[Items from an interface collection]
++++++++++

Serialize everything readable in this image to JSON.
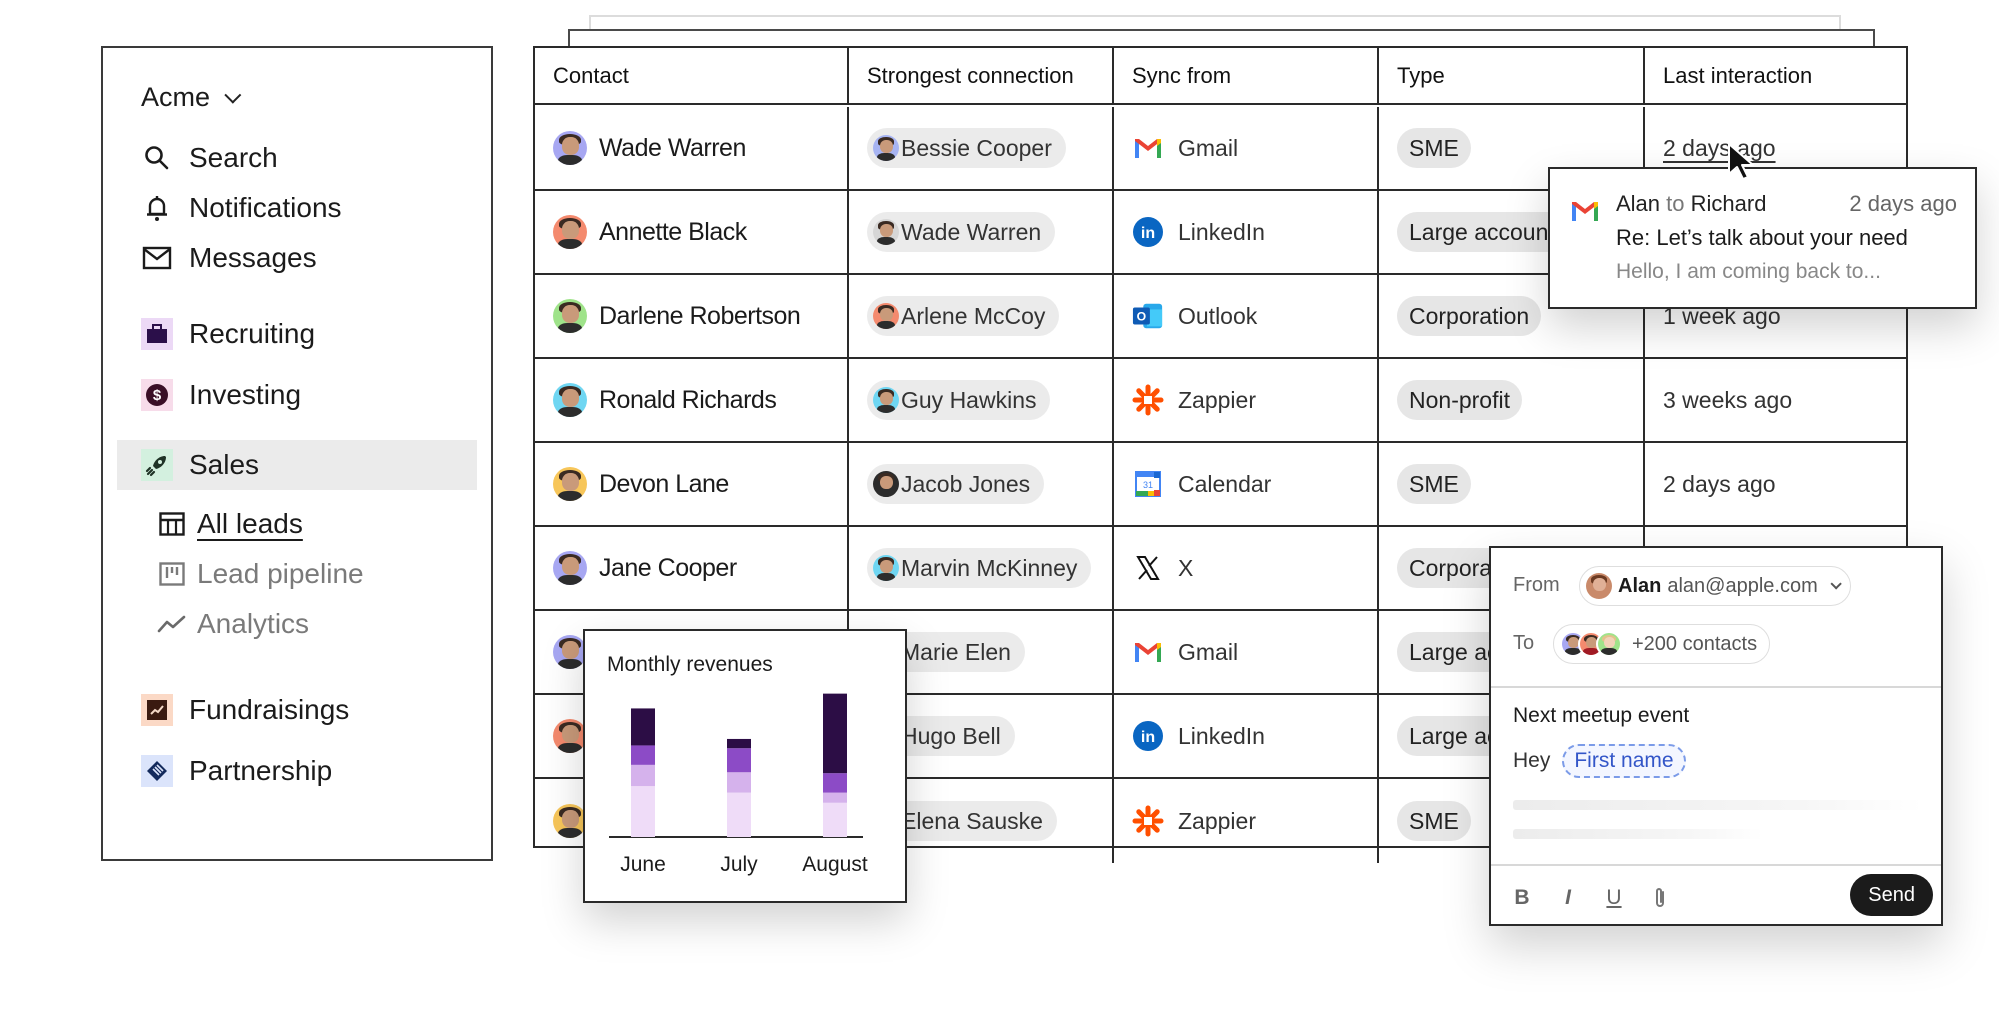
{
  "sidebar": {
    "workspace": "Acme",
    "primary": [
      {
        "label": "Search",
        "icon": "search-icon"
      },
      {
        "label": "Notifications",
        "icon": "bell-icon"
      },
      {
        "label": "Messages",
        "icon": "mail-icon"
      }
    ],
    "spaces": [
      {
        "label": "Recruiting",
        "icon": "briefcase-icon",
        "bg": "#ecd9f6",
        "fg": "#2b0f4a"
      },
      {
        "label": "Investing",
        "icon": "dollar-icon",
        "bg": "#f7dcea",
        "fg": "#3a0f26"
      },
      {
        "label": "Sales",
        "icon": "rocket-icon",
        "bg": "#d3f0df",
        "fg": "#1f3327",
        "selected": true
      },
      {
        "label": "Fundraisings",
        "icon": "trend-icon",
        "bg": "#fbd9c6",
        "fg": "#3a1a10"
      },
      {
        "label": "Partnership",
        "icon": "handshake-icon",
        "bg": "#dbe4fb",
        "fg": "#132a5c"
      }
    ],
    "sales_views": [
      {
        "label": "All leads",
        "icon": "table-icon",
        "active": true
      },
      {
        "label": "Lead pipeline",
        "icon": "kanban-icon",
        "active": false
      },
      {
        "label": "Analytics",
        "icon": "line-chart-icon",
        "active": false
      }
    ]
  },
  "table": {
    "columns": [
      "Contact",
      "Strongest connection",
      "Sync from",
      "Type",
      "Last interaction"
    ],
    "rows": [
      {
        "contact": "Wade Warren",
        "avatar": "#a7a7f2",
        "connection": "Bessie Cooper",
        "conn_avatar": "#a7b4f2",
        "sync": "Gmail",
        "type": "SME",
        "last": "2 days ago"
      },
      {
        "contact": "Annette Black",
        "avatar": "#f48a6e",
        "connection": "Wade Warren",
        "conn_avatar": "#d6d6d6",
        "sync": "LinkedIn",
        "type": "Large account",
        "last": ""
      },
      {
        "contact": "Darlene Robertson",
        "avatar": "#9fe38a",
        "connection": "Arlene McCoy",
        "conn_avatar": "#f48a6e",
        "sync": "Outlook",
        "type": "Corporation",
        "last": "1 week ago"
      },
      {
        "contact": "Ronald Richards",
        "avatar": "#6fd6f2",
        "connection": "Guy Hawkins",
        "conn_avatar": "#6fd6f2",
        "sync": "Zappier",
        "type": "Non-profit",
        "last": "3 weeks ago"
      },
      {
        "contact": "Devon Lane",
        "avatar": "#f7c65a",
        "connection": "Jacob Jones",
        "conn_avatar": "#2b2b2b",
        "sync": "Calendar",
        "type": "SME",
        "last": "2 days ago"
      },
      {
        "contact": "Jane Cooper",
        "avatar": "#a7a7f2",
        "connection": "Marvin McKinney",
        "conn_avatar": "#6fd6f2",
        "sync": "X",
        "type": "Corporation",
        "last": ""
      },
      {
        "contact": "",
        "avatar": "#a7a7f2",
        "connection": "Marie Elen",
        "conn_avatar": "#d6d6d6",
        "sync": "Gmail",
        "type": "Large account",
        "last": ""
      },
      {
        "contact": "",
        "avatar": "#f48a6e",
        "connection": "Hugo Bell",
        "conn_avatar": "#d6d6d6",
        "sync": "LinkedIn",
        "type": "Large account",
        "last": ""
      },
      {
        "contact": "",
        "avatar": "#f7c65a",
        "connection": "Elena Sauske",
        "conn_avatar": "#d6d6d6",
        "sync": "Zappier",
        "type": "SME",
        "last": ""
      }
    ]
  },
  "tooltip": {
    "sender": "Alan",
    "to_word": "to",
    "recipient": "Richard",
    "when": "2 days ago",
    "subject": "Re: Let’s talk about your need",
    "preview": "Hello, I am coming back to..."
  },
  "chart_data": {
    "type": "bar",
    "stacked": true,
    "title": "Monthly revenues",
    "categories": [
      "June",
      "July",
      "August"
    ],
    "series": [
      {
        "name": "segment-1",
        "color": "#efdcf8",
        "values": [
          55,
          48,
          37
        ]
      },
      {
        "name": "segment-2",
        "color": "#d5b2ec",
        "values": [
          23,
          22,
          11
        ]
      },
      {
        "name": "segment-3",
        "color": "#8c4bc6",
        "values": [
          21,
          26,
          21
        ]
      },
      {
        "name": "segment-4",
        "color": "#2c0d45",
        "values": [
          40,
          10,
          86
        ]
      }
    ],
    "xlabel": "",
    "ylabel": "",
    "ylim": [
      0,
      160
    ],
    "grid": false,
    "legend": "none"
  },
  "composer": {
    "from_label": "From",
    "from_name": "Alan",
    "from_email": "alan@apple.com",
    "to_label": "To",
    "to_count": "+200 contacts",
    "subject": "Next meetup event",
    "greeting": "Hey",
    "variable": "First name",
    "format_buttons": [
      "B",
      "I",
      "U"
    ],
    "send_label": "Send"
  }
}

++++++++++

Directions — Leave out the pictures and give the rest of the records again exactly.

Task solution —
Serialize everything readable in this image to JSON.
{
  "sidebar": {
    "workspace": "Acme",
    "primary": [
      {
        "label": "Search",
        "icon": "search-icon"
      },
      {
        "label": "Notifications",
        "icon": "bell-icon"
      },
      {
        "label": "Messages",
        "icon": "mail-icon"
      }
    ],
    "spaces": [
      {
        "label": "Recruiting",
        "icon": "briefcase-icon",
        "bg": "#ecd9f6",
        "fg": "#2b0f4a"
      },
      {
        "label": "Investing",
        "icon": "dollar-icon",
        "bg": "#f7dcea",
        "fg": "#3a0f26"
      },
      {
        "label": "Sales",
        "icon": "rocket-icon",
        "bg": "#d3f0df",
        "fg": "#1f3327",
        "selected": true
      },
      {
        "label": "Fundraisings",
        "icon": "trend-icon",
        "bg": "#fbd9c6",
        "fg": "#3a1a10"
      },
      {
        "label": "Partnership",
        "icon": "handshake-icon",
        "bg": "#dbe4fb",
        "fg": "#132a5c"
      }
    ],
    "sales_views": [
      {
        "label": "All leads",
        "icon": "table-icon",
        "active": true
      },
      {
        "label": "Lead pipeline",
        "icon": "kanban-icon",
        "active": false
      },
      {
        "label": "Analytics",
        "icon": "line-chart-icon",
        "active": false
      }
    ]
  },
  "table": {
    "columns": [
      "Contact",
      "Strongest connection",
      "Sync from",
      "Type",
      "Last interaction"
    ],
    "rows": [
      {
        "contact": "Wade Warren",
        "avatar": "#a7a7f2",
        "connection": "Bessie Cooper",
        "conn_avatar": "#a7b4f2",
        "sync": "Gmail",
        "type": "SME",
        "last": "2 days ago"
      },
      {
        "contact": "Annette Black",
        "avatar": "#f48a6e",
        "connection": "Wade Warren",
        "conn_avatar": "#d6d6d6",
        "sync": "LinkedIn",
        "type": "Large account",
        "last": ""
      },
      {
        "contact": "Darlene Robertson",
        "avatar": "#9fe38a",
        "connection": "Arlene McCoy",
        "conn_avatar": "#f48a6e",
        "sync": "Outlook",
        "type": "Corporation",
        "last": "1 week ago"
      },
      {
        "contact": "Ronald Richards",
        "avatar": "#6fd6f2",
        "connection": "Guy Hawkins",
        "conn_avatar": "#6fd6f2",
        "sync": "Zappier",
        "type": "Non-profit",
        "last": "3 weeks ago"
      },
      {
        "contact": "Devon Lane",
        "avatar": "#f7c65a",
        "connection": "Jacob Jones",
        "conn_avatar": "#2b2b2b",
        "sync": "Calendar",
        "type": "SME",
        "last": "2 days ago"
      },
      {
        "contact": "Jane Cooper",
        "avatar": "#a7a7f2",
        "connection": "Marvin McKinney",
        "conn_avatar": "#6fd6f2",
        "sync": "X",
        "type": "Corporation",
        "last": ""
      },
      {
        "contact": "",
        "avatar": "#a7a7f2",
        "connection": "Marie Elen",
        "conn_avatar": "#d6d6d6",
        "sync": "Gmail",
        "type": "Large account",
        "last": ""
      },
      {
        "contact": "",
        "avatar": "#f48a6e",
        "connection": "Hugo Bell",
        "conn_avatar": "#d6d6d6",
        "sync": "LinkedIn",
        "type": "Large account",
        "last": ""
      },
      {
        "contact": "",
        "avatar": "#f7c65a",
        "connection": "Elena Sauske",
        "conn_avatar": "#d6d6d6",
        "sync": "Zappier",
        "type": "SME",
        "last": ""
      }
    ]
  },
  "tooltip": {
    "sender": "Alan",
    "to_word": "to",
    "recipient": "Richard",
    "when": "2 days ago",
    "subject": "Re: Let’s talk about your need",
    "preview": "Hello, I am coming back to..."
  },
  "chart_data": {
    "type": "bar",
    "stacked": true,
    "title": "Monthly revenues",
    "categories": [
      "June",
      "July",
      "August"
    ],
    "series": [
      {
        "name": "segment-1",
        "color": "#efdcf8",
        "values": [
          55,
          48,
          37
        ]
      },
      {
        "name": "segment-2",
        "color": "#d5b2ec",
        "values": [
          23,
          22,
          11
        ]
      },
      {
        "name": "segment-3",
        "color": "#8c4bc6",
        "values": [
          21,
          26,
          21
        ]
      },
      {
        "name": "segment-4",
        "color": "#2c0d45",
        "values": [
          40,
          10,
          86
        ]
      }
    ],
    "xlabel": "",
    "ylabel": "",
    "ylim": [
      0,
      160
    ],
    "grid": false,
    "legend": "none"
  },
  "composer": {
    "from_label": "From",
    "from_name": "Alan",
    "from_email": "alan@apple.com",
    "to_label": "To",
    "to_count": "+200 contacts",
    "subject": "Next meetup event",
    "greeting": "Hey",
    "variable": "First name",
    "format_buttons": [
      "B",
      "I",
      "U"
    ],
    "send_label": "Send"
  }
}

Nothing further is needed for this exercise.